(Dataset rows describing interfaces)
Segment Open

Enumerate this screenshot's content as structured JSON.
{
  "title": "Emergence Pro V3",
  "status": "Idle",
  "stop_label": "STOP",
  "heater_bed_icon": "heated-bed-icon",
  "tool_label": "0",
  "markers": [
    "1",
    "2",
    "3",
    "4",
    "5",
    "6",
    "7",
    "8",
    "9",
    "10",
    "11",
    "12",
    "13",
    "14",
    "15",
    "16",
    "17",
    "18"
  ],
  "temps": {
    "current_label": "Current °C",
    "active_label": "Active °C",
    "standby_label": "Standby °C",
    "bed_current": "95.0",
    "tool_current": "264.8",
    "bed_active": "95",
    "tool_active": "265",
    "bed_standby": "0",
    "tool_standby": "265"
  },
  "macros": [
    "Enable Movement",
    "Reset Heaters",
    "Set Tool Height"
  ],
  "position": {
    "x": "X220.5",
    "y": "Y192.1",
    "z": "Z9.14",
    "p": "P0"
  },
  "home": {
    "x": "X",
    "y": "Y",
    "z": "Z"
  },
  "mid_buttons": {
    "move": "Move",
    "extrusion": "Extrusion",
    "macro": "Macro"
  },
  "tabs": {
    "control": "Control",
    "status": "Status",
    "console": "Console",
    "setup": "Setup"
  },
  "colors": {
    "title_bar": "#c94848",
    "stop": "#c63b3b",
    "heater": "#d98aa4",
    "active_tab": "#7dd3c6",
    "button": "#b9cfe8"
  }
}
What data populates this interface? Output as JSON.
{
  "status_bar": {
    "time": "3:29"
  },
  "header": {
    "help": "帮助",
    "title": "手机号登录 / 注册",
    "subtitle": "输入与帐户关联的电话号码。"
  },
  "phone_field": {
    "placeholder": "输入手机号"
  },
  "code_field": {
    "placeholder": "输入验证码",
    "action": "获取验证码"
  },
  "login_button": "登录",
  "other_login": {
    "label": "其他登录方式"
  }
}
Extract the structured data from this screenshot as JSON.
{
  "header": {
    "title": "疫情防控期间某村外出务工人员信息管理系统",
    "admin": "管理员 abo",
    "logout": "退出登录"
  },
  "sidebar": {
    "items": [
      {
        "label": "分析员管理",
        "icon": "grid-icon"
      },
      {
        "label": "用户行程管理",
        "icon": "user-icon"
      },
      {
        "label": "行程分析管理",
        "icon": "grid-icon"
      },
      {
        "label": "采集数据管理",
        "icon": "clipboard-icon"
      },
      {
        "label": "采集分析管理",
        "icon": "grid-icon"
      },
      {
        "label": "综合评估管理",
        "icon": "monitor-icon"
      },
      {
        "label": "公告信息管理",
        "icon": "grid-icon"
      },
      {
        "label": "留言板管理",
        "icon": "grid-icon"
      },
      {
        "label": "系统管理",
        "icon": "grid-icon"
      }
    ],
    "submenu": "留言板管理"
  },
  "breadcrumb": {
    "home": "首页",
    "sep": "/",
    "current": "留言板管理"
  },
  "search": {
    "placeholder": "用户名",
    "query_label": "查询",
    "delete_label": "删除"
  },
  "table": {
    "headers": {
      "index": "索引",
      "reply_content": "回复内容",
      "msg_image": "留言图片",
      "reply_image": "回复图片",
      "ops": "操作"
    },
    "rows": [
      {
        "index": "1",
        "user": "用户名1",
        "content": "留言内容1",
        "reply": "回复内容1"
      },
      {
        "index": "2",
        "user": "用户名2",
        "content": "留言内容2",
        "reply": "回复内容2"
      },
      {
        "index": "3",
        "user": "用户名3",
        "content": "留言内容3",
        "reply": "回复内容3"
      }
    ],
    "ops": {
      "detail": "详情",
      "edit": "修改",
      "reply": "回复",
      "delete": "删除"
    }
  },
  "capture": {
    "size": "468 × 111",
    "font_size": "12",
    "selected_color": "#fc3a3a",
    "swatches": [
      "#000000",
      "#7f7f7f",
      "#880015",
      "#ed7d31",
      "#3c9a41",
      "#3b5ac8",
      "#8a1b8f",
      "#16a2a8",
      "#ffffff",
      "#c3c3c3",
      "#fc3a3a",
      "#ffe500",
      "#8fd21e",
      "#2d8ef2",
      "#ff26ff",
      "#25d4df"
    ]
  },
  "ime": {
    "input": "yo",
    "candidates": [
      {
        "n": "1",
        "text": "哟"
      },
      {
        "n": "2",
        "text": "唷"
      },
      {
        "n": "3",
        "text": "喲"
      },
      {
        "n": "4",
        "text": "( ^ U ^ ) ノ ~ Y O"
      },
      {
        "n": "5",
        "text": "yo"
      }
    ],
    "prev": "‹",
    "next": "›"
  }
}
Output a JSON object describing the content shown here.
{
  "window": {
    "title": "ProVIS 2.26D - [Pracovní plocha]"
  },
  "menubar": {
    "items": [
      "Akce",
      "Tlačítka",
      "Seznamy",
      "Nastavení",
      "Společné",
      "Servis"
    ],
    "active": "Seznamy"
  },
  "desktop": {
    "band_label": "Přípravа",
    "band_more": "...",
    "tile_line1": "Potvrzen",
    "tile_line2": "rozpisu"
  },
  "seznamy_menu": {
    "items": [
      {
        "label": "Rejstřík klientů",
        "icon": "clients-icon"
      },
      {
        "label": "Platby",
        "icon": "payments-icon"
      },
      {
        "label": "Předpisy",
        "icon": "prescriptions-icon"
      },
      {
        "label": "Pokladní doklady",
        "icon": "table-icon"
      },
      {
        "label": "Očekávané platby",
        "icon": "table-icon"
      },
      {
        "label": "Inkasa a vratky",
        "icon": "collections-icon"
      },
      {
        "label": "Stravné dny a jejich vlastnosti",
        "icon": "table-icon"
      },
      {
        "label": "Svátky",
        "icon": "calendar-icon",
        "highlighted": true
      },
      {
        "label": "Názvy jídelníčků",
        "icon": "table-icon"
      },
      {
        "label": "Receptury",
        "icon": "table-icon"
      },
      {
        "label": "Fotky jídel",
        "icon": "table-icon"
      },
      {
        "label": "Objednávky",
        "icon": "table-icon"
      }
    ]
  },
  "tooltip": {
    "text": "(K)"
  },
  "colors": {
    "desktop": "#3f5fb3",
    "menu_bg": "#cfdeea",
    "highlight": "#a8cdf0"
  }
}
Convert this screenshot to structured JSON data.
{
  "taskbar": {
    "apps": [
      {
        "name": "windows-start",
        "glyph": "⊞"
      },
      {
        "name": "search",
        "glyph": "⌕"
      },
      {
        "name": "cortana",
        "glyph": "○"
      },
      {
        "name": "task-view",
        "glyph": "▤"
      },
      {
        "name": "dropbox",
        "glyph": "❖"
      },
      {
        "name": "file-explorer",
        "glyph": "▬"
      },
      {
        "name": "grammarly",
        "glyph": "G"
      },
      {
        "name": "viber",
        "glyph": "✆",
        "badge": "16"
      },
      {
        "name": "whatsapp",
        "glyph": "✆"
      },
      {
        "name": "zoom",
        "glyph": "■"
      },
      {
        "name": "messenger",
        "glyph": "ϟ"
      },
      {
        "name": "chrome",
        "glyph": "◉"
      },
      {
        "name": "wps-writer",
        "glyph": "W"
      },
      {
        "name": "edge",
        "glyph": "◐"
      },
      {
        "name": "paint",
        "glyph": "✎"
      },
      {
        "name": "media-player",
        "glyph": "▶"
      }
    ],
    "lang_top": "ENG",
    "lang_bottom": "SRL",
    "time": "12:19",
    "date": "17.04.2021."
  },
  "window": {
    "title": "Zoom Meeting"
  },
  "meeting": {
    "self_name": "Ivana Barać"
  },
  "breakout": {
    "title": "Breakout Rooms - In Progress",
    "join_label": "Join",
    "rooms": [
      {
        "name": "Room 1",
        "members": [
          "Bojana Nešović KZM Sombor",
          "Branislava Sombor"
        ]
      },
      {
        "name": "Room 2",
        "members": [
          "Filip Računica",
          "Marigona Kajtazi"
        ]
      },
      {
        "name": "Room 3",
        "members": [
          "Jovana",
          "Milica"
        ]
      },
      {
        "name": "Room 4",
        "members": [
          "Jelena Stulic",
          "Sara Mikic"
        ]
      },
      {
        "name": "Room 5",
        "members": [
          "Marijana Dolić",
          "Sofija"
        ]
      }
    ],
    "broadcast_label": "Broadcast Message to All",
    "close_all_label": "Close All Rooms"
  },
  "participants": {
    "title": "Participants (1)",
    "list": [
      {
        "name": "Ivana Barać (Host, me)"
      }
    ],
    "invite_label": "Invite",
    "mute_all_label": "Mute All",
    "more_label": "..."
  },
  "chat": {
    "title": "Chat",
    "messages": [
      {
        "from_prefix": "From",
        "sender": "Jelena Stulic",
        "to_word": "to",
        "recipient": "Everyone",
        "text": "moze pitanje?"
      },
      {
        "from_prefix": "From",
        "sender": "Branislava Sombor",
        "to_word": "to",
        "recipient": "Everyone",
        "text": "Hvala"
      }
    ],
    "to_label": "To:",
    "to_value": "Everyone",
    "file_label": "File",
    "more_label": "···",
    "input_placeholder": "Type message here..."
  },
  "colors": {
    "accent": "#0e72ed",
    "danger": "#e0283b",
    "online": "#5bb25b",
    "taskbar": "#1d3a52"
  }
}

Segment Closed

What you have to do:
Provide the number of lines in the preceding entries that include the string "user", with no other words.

Solution for this problem:
4